“I’m thinking maybe let them come and get me,” he said.
Kornbluh, who is Jewish Insider’s national politics reporter, tweeted that he was shot in the head and kicked by crowd members during Wednesday night protests. He thanked “heroic police officers” for saving him.
Tischler called the reporter a “terrible and bad man” and said that Kornbluh had molested him the night before.
Kornbluh told CNN on Friday that Tischler’s account of the events was “inaccurate” and said it would be confirmed once the investigation is completed.
“I have shared my communications with him with the authorities and have faith in the process,” Kornbluh said.
New York Governor Andrew Cuomo last week instituted new anti-Covid 19 measures to try to stop the further expansion of hot spot clusters in Brooklyn, Queens and several New York suburbs.
Its executive order restricts gatherings in places of worship to 25% capacity or a maximum of 10 people in the “red zone” clusters, while those in the “orange zone” can handle up to 33% capacity with a maximum of 25 people. Places of worship in a “yellow zone”, meanwhile, can run up to 50%.
On Friday, Cuomo said such restrictions were not unprecedented.
“We have always attacked clusters.
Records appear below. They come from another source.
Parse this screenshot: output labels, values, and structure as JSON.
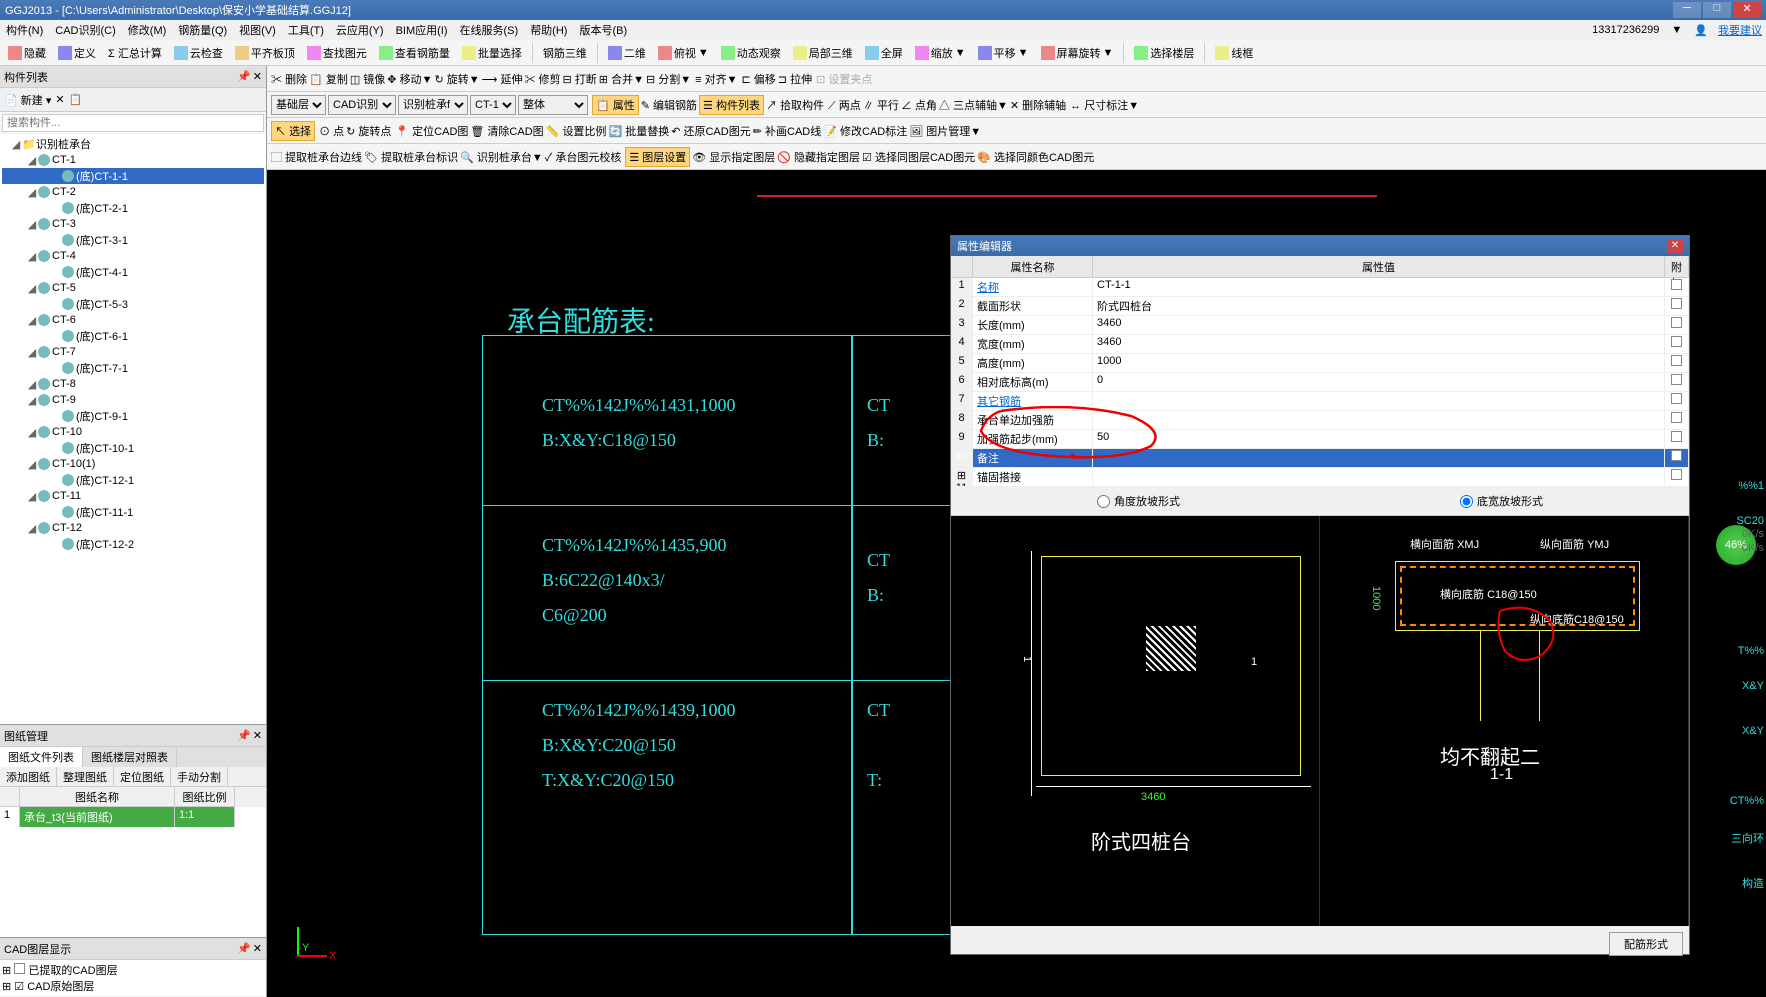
{
  "window": {
    "title": "GGJ2013 - [C:\\Users\\Administrator\\Desktop\\保安小学基础结算.GGJ12]"
  },
  "menu": {
    "items": [
      "构件(N)",
      "CAD识别(C)",
      "修改(M)",
      "钢筋量(Q)",
      "视图(V)",
      "工具(T)",
      "云应用(Y)",
      "BIM应用(I)",
      "在线服务(S)",
      "帮助(H)",
      "版本号(B)"
    ],
    "phone": "13317236299",
    "suggest": "我要建议"
  },
  "toolbar1": {
    "items": [
      "隐藏",
      "定义",
      "Σ 汇总计算",
      "云检查",
      "平齐板顶",
      "查找图元",
      "查看钢筋量",
      "批量选择",
      "钢筋三维",
      "二维",
      "俯视",
      "动态观察",
      "局部三维",
      "全屏",
      "缩放",
      "平移",
      "屏幕旋转",
      "选择楼层",
      "线框"
    ]
  },
  "toolbar2": {
    "items": [
      "删除",
      "复制",
      "镜像",
      "移动",
      "旋转",
      "延伸",
      "修剪",
      "打断",
      "合并",
      "分割",
      "对齐",
      "偏移",
      "拉伸",
      "设置夹点"
    ]
  },
  "toolbar3": {
    "combos": [
      "基础层",
      "CAD识别",
      "识别桩承f",
      "CT-1",
      "整体"
    ],
    "items": [
      "属性",
      "编辑钢筋",
      "构件列表",
      "拾取构件",
      "两点",
      "平行",
      "点角",
      "三点辅轴",
      "删除辅轴",
      "尺寸标注"
    ]
  },
  "toolbar4": {
    "select": "选择",
    "items": [
      "点",
      "旋转点",
      "定位CAD图",
      "清除CAD图",
      "设置比例",
      "批量替换",
      "还原CAD图元",
      "补画CAD线",
      "修改CAD标注",
      "图片管理"
    ]
  },
  "toolbar5": {
    "items": [
      "提取桩承台边线",
      "提取桩承台标识",
      "识别桩承台",
      "承台图元校核",
      "图层设置",
      "显示指定图层",
      "隐藏指定图层",
      "选择同图层CAD图元",
      "选择同颜色CAD图元"
    ]
  },
  "left_panel": {
    "title": "构件列表",
    "new_btn": "新建",
    "search_placeholder": "搜索构件...",
    "tree": [
      {
        "label": "识别桩承台",
        "level": 0,
        "expanded": true
      },
      {
        "label": "CT-1",
        "level": 1
      },
      {
        "label": "(底)CT-1-1",
        "level": 2,
        "selected": true
      },
      {
        "label": "CT-2",
        "level": 1
      },
      {
        "label": "(底)CT-2-1",
        "level": 2
      },
      {
        "label": "CT-3",
        "level": 1
      },
      {
        "label": "(底)CT-3-1",
        "level": 2
      },
      {
        "label": "CT-4",
        "level": 1
      },
      {
        "label": "(底)CT-4-1",
        "level": 2
      },
      {
        "label": "CT-5",
        "level": 1
      },
      {
        "label": "(底)CT-5-3",
        "level": 2
      },
      {
        "label": "CT-6",
        "level": 1
      },
      {
        "label": "(底)CT-6-1",
        "level": 2
      },
      {
        "label": "CT-7",
        "level": 1
      },
      {
        "label": "(底)CT-7-1",
        "level": 2
      },
      {
        "label": "CT-8",
        "level": 1
      },
      {
        "label": "CT-9",
        "level": 1
      },
      {
        "label": "(底)CT-9-1",
        "level": 2
      },
      {
        "label": "CT-10",
        "level": 1
      },
      {
        "label": "(底)CT-10-1",
        "level": 2
      },
      {
        "label": "CT-10(1)",
        "level": 1
      },
      {
        "label": "(底)CT-12-1",
        "level": 2
      },
      {
        "label": "CT-11",
        "level": 1
      },
      {
        "label": "(底)CT-11-1",
        "level": 2
      },
      {
        "label": "CT-12",
        "level": 1
      },
      {
        "label": "(底)CT-12-2",
        "level": 2
      }
    ]
  },
  "drawing_panel": {
    "title": "图纸管理",
    "tabs": [
      "图纸文件列表",
      "图纸楼层对照表"
    ],
    "toolbar": [
      "添加图纸",
      "整理图纸",
      "定位图纸",
      "手动分割"
    ],
    "headers": [
      "图纸名称",
      "图纸比例"
    ],
    "row": {
      "idx": "1",
      "name": "承台_t3(当前图纸)",
      "scale": "1:1"
    }
  },
  "layer_panel": {
    "title": "CAD图层显示",
    "items": [
      "已提取的CAD图层",
      "CAD原始图层"
    ]
  },
  "cad": {
    "title": "承台配筋表:",
    "rows": [
      [
        "CT%%142J%%1431,1000",
        "B:X&Y:C18@150"
      ],
      [
        "CT%%142J%%1435,900",
        "B:6C22@140x3/",
        "C6@200"
      ],
      [
        "CT%%142J%%1439,1000",
        "B:X&Y:C20@150",
        "T:X&Y:C20@150"
      ]
    ],
    "partial": [
      "CT",
      "B:",
      "CT",
      "B:",
      "CT",
      "T:"
    ],
    "right_partial": [
      "%%1",
      "SC20",
      "T%%",
      "X&Y",
      "X&Y",
      "CT%%",
      "三向环",
      "构造"
    ]
  },
  "property": {
    "title": "属性编辑器",
    "header_name": "属性名称",
    "header_value": "属性值",
    "header_extra": "附加",
    "rows": [
      {
        "idx": "1",
        "name": "名称",
        "value": "CT-1-1",
        "link": true
      },
      {
        "idx": "2",
        "name": "截面形状",
        "value": "阶式四桩台"
      },
      {
        "idx": "3",
        "name": "长度(mm)",
        "value": "3460"
      },
      {
        "idx": "4",
        "name": "宽度(mm)",
        "value": "3460"
      },
      {
        "idx": "5",
        "name": "高度(mm)",
        "value": "1000"
      },
      {
        "idx": "6",
        "name": "相对底标高(m)",
        "value": "0"
      },
      {
        "idx": "7",
        "name": "其它钢筋",
        "value": "",
        "link": true
      },
      {
        "idx": "8",
        "name": "承台单边加强筋",
        "value": ""
      },
      {
        "idx": "9",
        "name": "加强筋起步(mm)",
        "value": "50"
      },
      {
        "idx": "10",
        "name": "备注",
        "value": "",
        "selected": true
      },
      {
        "idx": "11",
        "name": "锚固搭接",
        "value": "",
        "expand": true
      }
    ],
    "radio1": "角度放坡形式",
    "radio2": "底宽放坡形式",
    "diagram1_title": "阶式四桩台",
    "diagram2_title": "均不翻起二",
    "diagram2_sub": "1-1",
    "dim_3460": "3460",
    "dim_1000": "1000",
    "dim_1": "1",
    "lbl_hor_top": "横向面筋",
    "lbl_ver_top": "纵向面筋",
    "lbl_hor_bot": "横向底筋",
    "lbl_ver_bot": "纵向底筋",
    "lbl_c18": "C18@150",
    "lbl_xmj": "XMJ",
    "lbl_ymj": "YMJ",
    "btn_form": "配筋形式"
  },
  "badge": {
    "percent": "46%",
    "speed1": "0K/s",
    "speed2": "0K/s"
  }
}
This cluster appears to be predominantly the ultra-Orthodox in Brooklyn and Queens,” Cuomo said. “This is not the first time the state has taken this action.”
But the restrictions exacerbated the tensions existing between the leaders of the city and some in the Orthodox Jewish community.
The Orthodox Jewish group Agudath Israel of America filed a lawsuit demanding a temporary restraining order blocking the new restrictions and arguing that Cuomo’s order “has a disproportionate impact on Orthodox Jewish services.”
But on Friday a federal judge ruled against the group.
“This ruling is disappointing to say the least,” said Rabbi Chaim Dovid Zwiebel, executive vice president of Agudath Israel. “Of course we understand the importance of taking precautionary measures against Covid-19, but there are ways to do this without totally disrupting our ability to use our shul.”
Meanwhile, the New York Jewish Agenda – an organization that, according to its website, works to promote social justice and fight anti-Semitism – joined a group of Orthodox rabbis and Kornbluh on Friday in encouraging people in Covid-19 hotspot areas across the city to comply with health measures, according to a press release from the organization.
“Asking all of us to wear masks, observe social distances and avoid large congregation gatherings is not an anti-Semitic act on the part of our city and country in an attempt to save lives,” said NYJA co-founder Rabbi Sharon Kleinbaum. .
CNN’s Evan Simko-Bednarski contributed to this report.